MATERIAL SUPPLIED:
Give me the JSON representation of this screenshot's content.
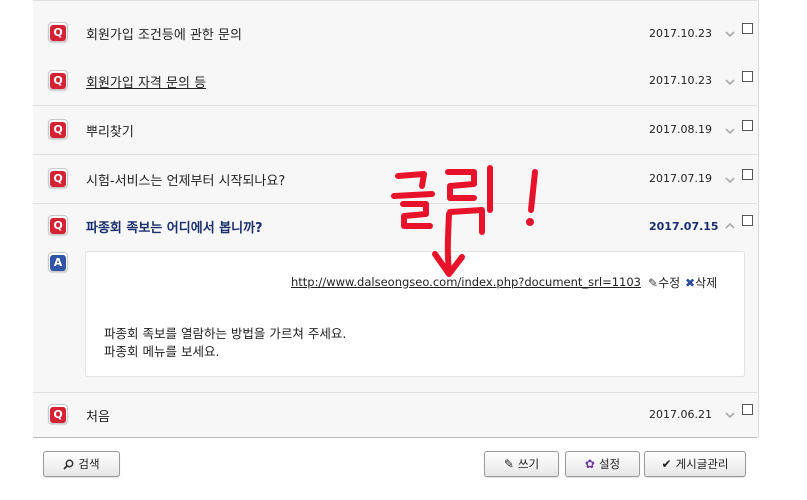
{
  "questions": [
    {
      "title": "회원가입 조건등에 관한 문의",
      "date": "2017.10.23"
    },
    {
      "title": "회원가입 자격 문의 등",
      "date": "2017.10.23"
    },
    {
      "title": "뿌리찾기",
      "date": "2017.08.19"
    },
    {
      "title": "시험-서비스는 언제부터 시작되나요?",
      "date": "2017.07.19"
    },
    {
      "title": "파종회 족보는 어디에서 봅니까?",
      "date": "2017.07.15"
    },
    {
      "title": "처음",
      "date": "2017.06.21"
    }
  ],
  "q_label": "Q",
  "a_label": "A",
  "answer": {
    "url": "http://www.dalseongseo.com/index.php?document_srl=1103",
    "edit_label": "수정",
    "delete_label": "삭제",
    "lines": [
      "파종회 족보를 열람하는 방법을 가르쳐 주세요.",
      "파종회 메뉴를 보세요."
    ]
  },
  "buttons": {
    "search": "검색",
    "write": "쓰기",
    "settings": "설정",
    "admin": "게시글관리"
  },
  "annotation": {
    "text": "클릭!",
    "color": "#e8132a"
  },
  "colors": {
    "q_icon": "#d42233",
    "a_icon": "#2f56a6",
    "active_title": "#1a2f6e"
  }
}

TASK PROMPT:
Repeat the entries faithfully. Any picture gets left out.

EXERCISE RESPONSE:
Give me the JSON representation of this screenshot's content.
{
  "questions": [
    {
      "title": "회원가입 조건등에 관한 문의",
      "date": "2017.10.23"
    },
    {
      "title": "회원가입 자격 문의 등",
      "date": "2017.10.23"
    },
    {
      "title": "뿌리찾기",
      "date": "2017.08.19"
    },
    {
      "title": "시험-서비스는 언제부터 시작되나요?",
      "date": "2017.07.19"
    },
    {
      "title": "파종회 족보는 어디에서 봅니까?",
      "date": "2017.07.15"
    },
    {
      "title": "처음",
      "date": "2017.06.21"
    }
  ],
  "q_label": "Q",
  "a_label": "A",
  "answer": {
    "url": "http://www.dalseongseo.com/index.php?document_srl=1103",
    "edit_label": "수정",
    "delete_label": "삭제",
    "lines": [
      "파종회 족보를 열람하는 방법을 가르쳐 주세요.",
      "파종회 메뉴를 보세요."
    ]
  },
  "buttons": {
    "search": "검색",
    "write": "쓰기",
    "settings": "설정",
    "admin": "게시글관리"
  },
  "annotation": {
    "text": "클릭!",
    "color": "#e8132a"
  },
  "colors": {
    "q_icon": "#d42233",
    "a_icon": "#2f56a6",
    "active_title": "#1a2f6e"
  }
}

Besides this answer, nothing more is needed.